The Grinch Who Sued on Christmas
There is nothing quite like getting sued on Christmas to make your holidays cheery. Worse yet, ending up in a jail cell can really ruin your festive mood. From slips and falls and food poisoning to drunken driving vehicle accidents, the list of reasons you might get slapped with a personal injury lawsuit is longer than Santa’s naughty or nice list. The period between Christmas and New Year’s can be especially dangerous, with more vehicle accidents occurring because of the increased traffic on the roadways. Here are some of the most common reasons people get injured during the holidays and the steps you can take to reduce the risk.
Slips, trips, and falls
Broken bones, back and spinal cord injuries, and head trauma are among the nasty injuries that can happen when someone slips, trips, or falls on your property. Icy or snow-covered walkways on your premises is a disaster waiting to happen. They are among the most common reasons people get hurt in others’ property.
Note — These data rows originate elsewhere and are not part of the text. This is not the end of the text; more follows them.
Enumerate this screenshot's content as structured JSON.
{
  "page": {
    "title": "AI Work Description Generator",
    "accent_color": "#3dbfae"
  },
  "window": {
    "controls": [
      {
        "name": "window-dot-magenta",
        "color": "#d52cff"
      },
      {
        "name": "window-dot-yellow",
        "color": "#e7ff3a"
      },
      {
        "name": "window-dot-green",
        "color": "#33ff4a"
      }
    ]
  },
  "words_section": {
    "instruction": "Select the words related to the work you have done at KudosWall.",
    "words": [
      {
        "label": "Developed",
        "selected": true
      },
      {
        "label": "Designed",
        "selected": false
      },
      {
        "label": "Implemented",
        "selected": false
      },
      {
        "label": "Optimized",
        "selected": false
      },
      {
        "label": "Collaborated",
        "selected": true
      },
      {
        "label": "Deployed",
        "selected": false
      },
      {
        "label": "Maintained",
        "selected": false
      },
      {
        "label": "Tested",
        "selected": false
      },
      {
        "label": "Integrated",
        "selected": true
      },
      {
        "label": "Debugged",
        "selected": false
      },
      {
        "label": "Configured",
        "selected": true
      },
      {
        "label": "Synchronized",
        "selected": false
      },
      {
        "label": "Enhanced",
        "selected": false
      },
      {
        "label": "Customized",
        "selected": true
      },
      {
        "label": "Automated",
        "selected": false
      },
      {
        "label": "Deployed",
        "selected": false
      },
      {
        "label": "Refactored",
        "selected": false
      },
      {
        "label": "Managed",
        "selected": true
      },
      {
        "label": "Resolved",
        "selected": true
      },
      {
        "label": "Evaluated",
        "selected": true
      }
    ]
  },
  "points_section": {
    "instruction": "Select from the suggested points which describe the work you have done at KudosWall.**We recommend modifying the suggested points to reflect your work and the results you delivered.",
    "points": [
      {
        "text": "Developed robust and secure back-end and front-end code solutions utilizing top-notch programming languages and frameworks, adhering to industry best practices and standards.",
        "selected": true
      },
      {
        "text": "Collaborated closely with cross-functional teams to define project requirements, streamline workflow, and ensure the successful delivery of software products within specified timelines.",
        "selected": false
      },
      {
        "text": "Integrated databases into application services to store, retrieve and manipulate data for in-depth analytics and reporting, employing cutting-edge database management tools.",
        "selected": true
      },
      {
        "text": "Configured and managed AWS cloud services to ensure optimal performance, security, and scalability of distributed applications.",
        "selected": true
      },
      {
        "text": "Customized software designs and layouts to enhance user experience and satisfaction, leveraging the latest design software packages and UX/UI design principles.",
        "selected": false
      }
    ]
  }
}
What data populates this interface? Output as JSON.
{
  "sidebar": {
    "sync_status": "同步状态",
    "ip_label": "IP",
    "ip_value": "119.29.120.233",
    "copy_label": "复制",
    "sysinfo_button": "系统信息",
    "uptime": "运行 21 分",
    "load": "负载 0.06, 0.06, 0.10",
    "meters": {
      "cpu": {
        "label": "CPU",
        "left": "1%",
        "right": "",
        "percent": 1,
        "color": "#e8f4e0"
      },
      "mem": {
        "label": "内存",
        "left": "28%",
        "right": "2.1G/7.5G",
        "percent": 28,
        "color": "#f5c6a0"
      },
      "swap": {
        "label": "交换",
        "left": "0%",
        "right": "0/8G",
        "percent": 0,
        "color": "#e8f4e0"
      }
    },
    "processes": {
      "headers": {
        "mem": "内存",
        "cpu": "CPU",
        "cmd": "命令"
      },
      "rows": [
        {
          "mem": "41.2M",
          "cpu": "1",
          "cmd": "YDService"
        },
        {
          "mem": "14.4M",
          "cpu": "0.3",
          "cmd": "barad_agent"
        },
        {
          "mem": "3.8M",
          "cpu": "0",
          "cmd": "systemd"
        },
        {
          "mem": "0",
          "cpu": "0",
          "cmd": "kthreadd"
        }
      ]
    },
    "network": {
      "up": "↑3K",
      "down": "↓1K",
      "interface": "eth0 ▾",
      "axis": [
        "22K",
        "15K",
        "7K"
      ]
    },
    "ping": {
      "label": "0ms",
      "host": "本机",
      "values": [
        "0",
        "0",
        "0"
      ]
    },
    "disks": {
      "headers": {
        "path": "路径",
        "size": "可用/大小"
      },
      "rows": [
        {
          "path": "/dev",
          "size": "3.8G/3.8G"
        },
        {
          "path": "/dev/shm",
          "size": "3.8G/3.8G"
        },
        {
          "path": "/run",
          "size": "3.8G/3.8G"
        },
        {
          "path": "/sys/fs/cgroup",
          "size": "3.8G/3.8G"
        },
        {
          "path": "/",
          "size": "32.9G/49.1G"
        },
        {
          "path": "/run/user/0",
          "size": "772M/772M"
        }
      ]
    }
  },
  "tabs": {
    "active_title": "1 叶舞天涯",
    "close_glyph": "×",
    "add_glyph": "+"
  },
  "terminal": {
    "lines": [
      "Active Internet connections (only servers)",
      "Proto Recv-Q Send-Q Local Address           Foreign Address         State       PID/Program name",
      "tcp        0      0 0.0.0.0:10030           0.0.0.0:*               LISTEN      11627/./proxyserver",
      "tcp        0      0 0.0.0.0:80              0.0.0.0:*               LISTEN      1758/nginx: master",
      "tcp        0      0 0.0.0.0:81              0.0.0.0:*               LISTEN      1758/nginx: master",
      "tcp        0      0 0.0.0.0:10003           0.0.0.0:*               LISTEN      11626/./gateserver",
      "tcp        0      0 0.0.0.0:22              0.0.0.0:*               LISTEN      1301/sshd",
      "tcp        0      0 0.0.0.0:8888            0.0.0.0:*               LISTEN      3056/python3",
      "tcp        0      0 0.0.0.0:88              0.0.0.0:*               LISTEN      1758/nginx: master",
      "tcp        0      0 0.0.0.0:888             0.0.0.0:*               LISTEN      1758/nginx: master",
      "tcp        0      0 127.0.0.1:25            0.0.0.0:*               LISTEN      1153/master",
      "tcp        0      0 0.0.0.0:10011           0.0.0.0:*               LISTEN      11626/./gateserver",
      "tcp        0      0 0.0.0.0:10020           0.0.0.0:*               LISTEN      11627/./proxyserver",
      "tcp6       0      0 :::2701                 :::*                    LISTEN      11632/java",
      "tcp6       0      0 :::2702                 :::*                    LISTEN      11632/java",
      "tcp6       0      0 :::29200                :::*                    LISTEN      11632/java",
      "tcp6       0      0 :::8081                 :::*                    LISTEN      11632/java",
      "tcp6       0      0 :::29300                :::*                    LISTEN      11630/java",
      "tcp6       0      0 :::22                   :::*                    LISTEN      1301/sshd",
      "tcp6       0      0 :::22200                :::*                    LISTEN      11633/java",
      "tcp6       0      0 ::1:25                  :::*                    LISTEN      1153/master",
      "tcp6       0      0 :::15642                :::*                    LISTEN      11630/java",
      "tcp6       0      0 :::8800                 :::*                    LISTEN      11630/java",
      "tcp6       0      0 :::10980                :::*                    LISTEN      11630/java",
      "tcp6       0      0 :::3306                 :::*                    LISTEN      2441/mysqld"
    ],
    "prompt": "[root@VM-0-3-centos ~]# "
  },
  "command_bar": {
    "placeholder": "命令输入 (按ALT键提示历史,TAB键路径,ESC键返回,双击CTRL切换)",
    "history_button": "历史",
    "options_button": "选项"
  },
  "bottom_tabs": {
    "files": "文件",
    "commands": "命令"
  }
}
Even when the weather outside is frightful, if you have guests coming to your home for the holidays, clearing the walk and exterior stairs and keeping them salted must be a priority. Walkways and exterior stairs are not the only areas in your home that can cause your guests to trip and fall. Loose carpeting, uneven flooring, and clutter in common areas can all wreak havoc on unsuspecting guests. Make repairs and declutter your home before inviting people over.
Enjoying a holiday feast with family and friends is a top priority for many during the holidays. Whether you are cooking or having your meal catered, preventing food poisoning must be in the forefront of your mind. Following these tips from the U.S. Centers for Disease Control and Prevention (CDC) can help prevent food poisoning and other foodborne illness.
- Cook food thoroughly. Meat, seafood, and eggs carry germs that cause food poisoning when not cooked to a safe internal temperature. Use a food thermometer to check before serving these foods.
- Keep foods separated. Meat, seafood, and eggs must be kept separate from all other foods. Raw meat juices never should leak onto other foods, so it is important to keep them in sealed containers. Store eggs in their original carton in the refrigerator to prevent cross-contamination.
- Maintain proper temperature. Once food is prepared, keep hot foods hot and cold foods cold. Avoid the danger zone – between 40- and 140-degrees Fahrenheit – when serving food. Refrigerate or freeze any perishable food items within two hours of preparation. Make sure your refrigerator temperature is set at or below 40 degrees F and the freezer is at 0 degrees F or below.
- Wash your hands. When working with food – especially raw meat and eggs – you must wash your hands to avoid cross contaminating other food items or surfaces in your home.
Serve alcohol responsibly
Winter driving brings many hazards with it. Jackknifed tractor trailers, poor visibility, and slippery roads can all lead to vehicle accidents. Fatal drunken driving crashes always are a persistent holiday threat. According to statistics from the National Highway Traffic Safety Administration (NHTSA), Christmas is no exception. The NHTSA recorded 667 fatal holiday crashes on average each year in a report analyzing DUI crashes between 2010 and 2018. DUI-related accidents accounted for 8 percent of total fatalities during the holidays.
While holiday hosts do not bear responsibility for other people’s poor choices, they can be held liable for serving alcohol at a gathering to a guest who later causes a DUI fatality or crash resulting in serious injuries. If you choose to provide alcoholic beverages to your guests, be prepared to take car keys and call a taxi or Uber, or have the person stay over until they sober up.
Maintain control of your pets
We love our furry family members but must be mindful that not everyone we invite into our homes will share our opinion. Liability claims from dog bites and other dog-related injuries alone cost homeowners insurers $854 million in 2020. Even the most well-mannered pet can become anxious and aggressive under the right circumstances. Noise and confusion combined with strangers in their home can be enough to push some pets over the edge. Homeowners must take appropriate steps to ensure their guests do not end up injured by their pets. If negligent of this duty, you can find yourself on the receiving end of a personal injury lawsuit. Sometimes claimants sue for more than your homeowner’s insurance policy will agree to pay, which can leave you on the hook for the balance.
Have a quiet area set up for your pets so they can retreat from the noise and confusion that accompanies most holiday celebrations. Make sure they have food, water, and a comfortable bed in their calm space so they can relax. Tossing a few favorite toys in the area with them can entertain and soothe them. If your pet is especially anxious being separated from you, place an item of your clothing in the room with them. Check on your pet and reassure them from time to time as well.
Avoid getting sued on Christmas
Sometimes the holidays result in a fa-la-la-la-lawsuit. Getting sued on Christmas can happen when you do not take proper precautions before inviting guests onto your property. Even when you take every measure you can think of accidents still sometimes happen. If you have been injured during a holiday celebration due to someone else’s carelessness, you have a right to seek fair compensation for your injuries. The personal injury experts at Cameron & Russell can help. Give us a call at 505-218-7844 or contact us online to schedule your free case evaluation.